“Why should I take my blood pressure medication,” you ask? The more I do this thing called hospitalist medicine, the more I appreciate the power of lifestyle choices we all make.
Every opportunity I get I give my patients my smoking lecture and charge their insurance a CPT 99406. Everybody knows that smoking is bad for you and it causes lung cancer. Nobody knows all the other stuff. They’re always shocked.
Maybe it’s time for me to start a blood pressure lecture. I often have patients who say: “Why should I take my blood pressure medication?” They always answer their own question with the same answer: “I was feeling fine. I didn’t see a reason to take my blood pressure medication.”
You see, these are people with insurance. These are people with the Medicare National Bank. These are people who don’t have to lift a finger or a dime to pay any out-of-pocket expenses for their healthcare. And yet, they still lack the motivation to care for themselves, even with incredible resources out there these days to help them — things like great online blood pressure chart sites for home monitoring.
Whatever the reason — whether it’s ignorance, laziness, lack of motivation, lack of remembering, or selfishness — people just don’t take care of themselves. Read more »
*This blog post was originally published at The Happy Hospitalist*
Next in our series of posts about our founder Doc Tom. Previous time capsules: 1980 and 1985.

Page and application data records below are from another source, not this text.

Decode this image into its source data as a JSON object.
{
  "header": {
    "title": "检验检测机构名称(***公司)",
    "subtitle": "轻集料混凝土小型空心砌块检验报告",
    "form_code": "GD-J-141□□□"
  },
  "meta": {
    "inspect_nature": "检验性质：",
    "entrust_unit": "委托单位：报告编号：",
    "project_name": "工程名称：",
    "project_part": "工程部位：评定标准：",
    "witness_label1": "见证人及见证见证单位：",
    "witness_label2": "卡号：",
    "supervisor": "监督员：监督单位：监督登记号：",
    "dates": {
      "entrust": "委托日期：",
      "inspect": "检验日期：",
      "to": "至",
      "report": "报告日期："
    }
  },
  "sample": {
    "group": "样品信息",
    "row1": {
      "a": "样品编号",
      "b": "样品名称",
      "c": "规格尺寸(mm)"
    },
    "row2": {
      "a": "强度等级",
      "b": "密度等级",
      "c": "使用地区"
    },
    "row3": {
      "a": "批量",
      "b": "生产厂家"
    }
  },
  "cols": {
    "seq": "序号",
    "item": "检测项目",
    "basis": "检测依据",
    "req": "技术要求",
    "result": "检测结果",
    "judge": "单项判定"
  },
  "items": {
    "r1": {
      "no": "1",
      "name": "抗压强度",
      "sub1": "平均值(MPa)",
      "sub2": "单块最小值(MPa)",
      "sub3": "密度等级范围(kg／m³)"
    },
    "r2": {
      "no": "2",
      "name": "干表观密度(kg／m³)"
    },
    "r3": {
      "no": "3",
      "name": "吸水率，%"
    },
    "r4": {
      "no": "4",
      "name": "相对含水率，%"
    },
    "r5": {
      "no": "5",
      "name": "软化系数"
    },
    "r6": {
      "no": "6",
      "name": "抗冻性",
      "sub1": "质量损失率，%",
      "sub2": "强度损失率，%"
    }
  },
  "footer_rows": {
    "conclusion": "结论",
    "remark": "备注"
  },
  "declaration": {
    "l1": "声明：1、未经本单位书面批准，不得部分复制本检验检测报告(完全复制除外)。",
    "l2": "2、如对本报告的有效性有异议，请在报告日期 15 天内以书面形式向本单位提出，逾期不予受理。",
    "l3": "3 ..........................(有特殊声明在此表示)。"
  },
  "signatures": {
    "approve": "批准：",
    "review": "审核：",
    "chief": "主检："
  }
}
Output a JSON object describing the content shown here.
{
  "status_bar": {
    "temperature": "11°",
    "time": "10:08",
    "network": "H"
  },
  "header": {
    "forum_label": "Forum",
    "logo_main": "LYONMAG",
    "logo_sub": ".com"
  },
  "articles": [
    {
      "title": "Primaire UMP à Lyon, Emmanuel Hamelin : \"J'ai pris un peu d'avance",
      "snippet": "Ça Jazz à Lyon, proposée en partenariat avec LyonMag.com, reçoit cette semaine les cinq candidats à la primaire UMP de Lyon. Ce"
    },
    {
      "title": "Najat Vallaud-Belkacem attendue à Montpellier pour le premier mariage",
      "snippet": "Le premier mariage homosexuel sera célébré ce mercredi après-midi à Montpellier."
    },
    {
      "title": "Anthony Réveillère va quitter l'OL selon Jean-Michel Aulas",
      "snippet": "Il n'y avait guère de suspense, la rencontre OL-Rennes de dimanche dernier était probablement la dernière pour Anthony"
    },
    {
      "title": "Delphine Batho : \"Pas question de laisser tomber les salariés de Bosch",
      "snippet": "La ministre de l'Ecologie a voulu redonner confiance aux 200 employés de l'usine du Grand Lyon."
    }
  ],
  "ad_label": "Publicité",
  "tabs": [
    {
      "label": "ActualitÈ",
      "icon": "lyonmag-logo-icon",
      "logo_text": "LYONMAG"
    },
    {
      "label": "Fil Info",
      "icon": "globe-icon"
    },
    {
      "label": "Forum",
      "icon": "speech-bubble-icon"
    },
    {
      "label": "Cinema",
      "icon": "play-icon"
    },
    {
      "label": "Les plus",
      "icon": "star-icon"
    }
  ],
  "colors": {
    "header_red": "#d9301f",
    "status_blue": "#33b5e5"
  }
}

Come, ye economics buffs and algebra fans: Get out your pencils and solve for x, n, and XX:
Whatever else the year 19XX is remembered for, it will — without a doubt — go down in history as a record year for medical expenses here in the United States. All indications are that before the calendar year is out, Americans will have spent $x (n% of the Gross National Product) on drugs, X-rays, surgery, physicians’ fees, laboratory tests, hospital overhead, health insurance, etc. That’s up from the [$0.3x] ([.7n%] of GNP) just 13 years ago.
Clearly, the medical establishment has become a threat to the average American’s budget (if not his health).
Ready? That was…1978. Check the tiny numbers:
Whatever else 1978 is remembered for, it will—without a doubt—go down in history as a record year for medical expenses here in the United States. All indications are that before the calendar year is out, 216 million Americans will have spent $139 billion (8.6% of the Gross National Product) on drugs, X-rays, surgery, physicians’ fees, laboratory tests, hospital overhead, health insurance, etc. That’s up from the $39 billion (5.9% of GNP) medical care cost in 1965 . . . just 13 years ago.
Tom Ferguson was a medical student, and in the self-reliant era of the Whole Earth Catalog, he saw that patients could help heal healthcare by taking better care of themselves. In 1976 he’d started a magazine called Medical Self-Care. The text above appeared in Mother Earth News in May 1978, as the introduction to an 8,000-word interview with Tom. Read more »
*This blog post was originally published at e-Patients.net*